I find them more successful where they’re relatively contained, such as some of the X-Men Events of recent years (Messiah Complex, Utopia, X-Nation, Second Coming) where the story runs between regular issues of the comics.

Where I find them less successful is when there’s a mini-series, with regular series having side-stories which are allegedly not needed to enjoy the main story (examples include Secret Invasion, Siege, Fear Itself). Even those I enjoy feel a bit rushed in the mini-series, since they need to allow space for the associated series to fill out the story. It feels like you’re only getting the bare bones of the story, which can affect the pacing.

Sometimes it can’t really be helped. Overall I liked the idea of Secret Invasion, and the flashbacks in other series showing how the plot occurred behind the scenes for the past few years worked for me. But they would have slowed the main series down too much. Could it still have worked with a meatier story in the main mini-series? I think so. The background stuff just enhanced the overall story.

A subcategory of events is the alternate world stuff (Age of Apocolypse, House of M, Flashpoint, Age of X). While I enjoy some alternate world stories, Events often leave me cold. No matter how much they supposedly affect the regular continuity, they never really feel like they matter that much. (And since Flashpoint was simply a story rationale for rebooting the DC Universe, which included CANCELLING SECRET SIX, it in my view wallows at the nadir of such events.)

Okay, most Events are there mainly to serve a marketing purpose, trying to get readers of one comic hooked on others. So should they get judged on different criteria? Not really. They don’t usually get priced any cheaper, and the fact that some Events are enjoyable means that there’s nothing inherently bad about the type of story.

They usually seem to fall apart when there’re a number of creators working on parts of the main story, and lack of communication and organization cause problems. Final Crisis on its own felt fairly self-contained if memory serves, as long as you ignored the events in some of the lead up titles which contradicted elements of the set-up (but since I didn’t read all of those I found the main series relatively enjoyable).

The main thrill of a crossover is characters crossing over into each other’s stories, though, and having them interact. Which isn’t to say that should be the focus, since a weak story just to allow two characters to interact will leave the encounter unsatisfactory. Ideally the story should have a reason for all the characters to be involved, and all should have something to do other than just interacting.

With a firm control over the story, though, and using only characters who have valid reasons to be involved, crossovers can be fun, and I really want to do one.

Why I Hate Research

It’s not just laziness.
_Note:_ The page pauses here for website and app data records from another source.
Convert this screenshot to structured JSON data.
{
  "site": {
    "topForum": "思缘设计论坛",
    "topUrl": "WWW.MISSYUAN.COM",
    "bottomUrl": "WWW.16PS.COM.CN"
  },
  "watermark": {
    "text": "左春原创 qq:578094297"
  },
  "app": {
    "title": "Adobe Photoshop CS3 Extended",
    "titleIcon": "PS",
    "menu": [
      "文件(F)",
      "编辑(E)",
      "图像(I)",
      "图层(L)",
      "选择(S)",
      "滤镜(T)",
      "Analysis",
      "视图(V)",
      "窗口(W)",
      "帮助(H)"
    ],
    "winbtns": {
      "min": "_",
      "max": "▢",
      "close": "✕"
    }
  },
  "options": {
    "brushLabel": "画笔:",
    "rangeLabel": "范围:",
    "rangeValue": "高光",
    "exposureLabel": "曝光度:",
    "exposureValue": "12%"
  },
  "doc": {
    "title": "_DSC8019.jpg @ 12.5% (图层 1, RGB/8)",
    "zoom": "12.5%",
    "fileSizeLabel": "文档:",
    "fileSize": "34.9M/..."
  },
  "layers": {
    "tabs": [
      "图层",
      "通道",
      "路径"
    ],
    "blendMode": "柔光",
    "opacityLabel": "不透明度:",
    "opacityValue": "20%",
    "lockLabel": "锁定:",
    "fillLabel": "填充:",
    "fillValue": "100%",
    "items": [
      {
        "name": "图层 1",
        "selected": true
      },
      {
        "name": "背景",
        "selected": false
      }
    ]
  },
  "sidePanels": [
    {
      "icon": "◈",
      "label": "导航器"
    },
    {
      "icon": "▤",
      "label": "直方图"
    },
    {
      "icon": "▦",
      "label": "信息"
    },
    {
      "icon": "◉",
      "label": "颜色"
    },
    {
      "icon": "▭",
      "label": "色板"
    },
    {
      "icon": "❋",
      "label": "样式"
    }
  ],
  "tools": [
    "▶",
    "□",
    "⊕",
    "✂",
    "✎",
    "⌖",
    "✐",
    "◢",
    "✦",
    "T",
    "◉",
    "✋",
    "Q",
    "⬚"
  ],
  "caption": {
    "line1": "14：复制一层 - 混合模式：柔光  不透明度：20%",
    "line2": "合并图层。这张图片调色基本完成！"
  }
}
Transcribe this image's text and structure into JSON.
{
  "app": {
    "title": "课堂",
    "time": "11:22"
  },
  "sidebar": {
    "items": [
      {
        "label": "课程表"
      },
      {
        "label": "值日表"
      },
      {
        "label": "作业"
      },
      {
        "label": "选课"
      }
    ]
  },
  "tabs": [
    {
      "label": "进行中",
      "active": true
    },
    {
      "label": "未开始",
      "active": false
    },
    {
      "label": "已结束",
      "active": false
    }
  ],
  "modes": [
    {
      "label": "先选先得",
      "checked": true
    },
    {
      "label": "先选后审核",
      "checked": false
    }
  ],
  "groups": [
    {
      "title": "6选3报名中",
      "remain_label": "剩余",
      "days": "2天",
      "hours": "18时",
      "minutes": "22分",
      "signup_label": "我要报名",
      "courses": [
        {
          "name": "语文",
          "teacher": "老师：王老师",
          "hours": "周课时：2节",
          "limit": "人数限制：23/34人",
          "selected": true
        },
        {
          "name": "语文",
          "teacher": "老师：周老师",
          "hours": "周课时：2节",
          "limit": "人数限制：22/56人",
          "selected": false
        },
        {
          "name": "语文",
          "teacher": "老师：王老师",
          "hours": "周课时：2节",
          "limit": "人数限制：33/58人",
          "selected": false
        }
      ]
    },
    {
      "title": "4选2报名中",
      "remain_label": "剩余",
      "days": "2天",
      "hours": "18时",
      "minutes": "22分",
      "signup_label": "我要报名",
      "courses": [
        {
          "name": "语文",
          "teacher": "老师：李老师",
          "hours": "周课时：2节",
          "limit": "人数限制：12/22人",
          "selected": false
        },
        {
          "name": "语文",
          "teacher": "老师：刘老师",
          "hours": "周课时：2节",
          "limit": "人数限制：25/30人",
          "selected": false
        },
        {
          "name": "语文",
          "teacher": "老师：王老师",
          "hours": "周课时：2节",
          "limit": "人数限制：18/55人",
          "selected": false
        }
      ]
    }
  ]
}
Honest.

Unless you’re already an expert, someone out there will know more about a subject than you. And when you make a mistake, they’ll be the one to catch it and feel so incensed by your ignorance that they need to point it out to the world.

Unless you’re making up absolutely everything, this is always a danger, so a degree of research, even just on the location you’ve set it, is probably a good idea.

This is one reason I prefer fantasy. You can make stuff up. There’s still a fair scope where you can get caught out, such as knowing how to handle a horse, but at worst you can always say that the animal called a horse in this setting is slightly different from a real world horse. A fantasy world can be as much your creation as you want it to be, and as long as you maintain consistency, nobody can justifiably claim that anything in it is wrong.

Consistency is the main problem in establishing a kind of realism to the setting, and can easily take as much time as research would for a more mundane story. You may need to establish your own geography, political climate, history, or magic system, and it’s easier to do before you begin than as you’re writing.

And you don’t need to worry about your source being accurate. You only need to worry about getting the story right.

And since research primarily (the way I use it) gets you details that help sell the reality of the fiction, I’d rather focus on getting the story right. It just seems a more productive use of my time.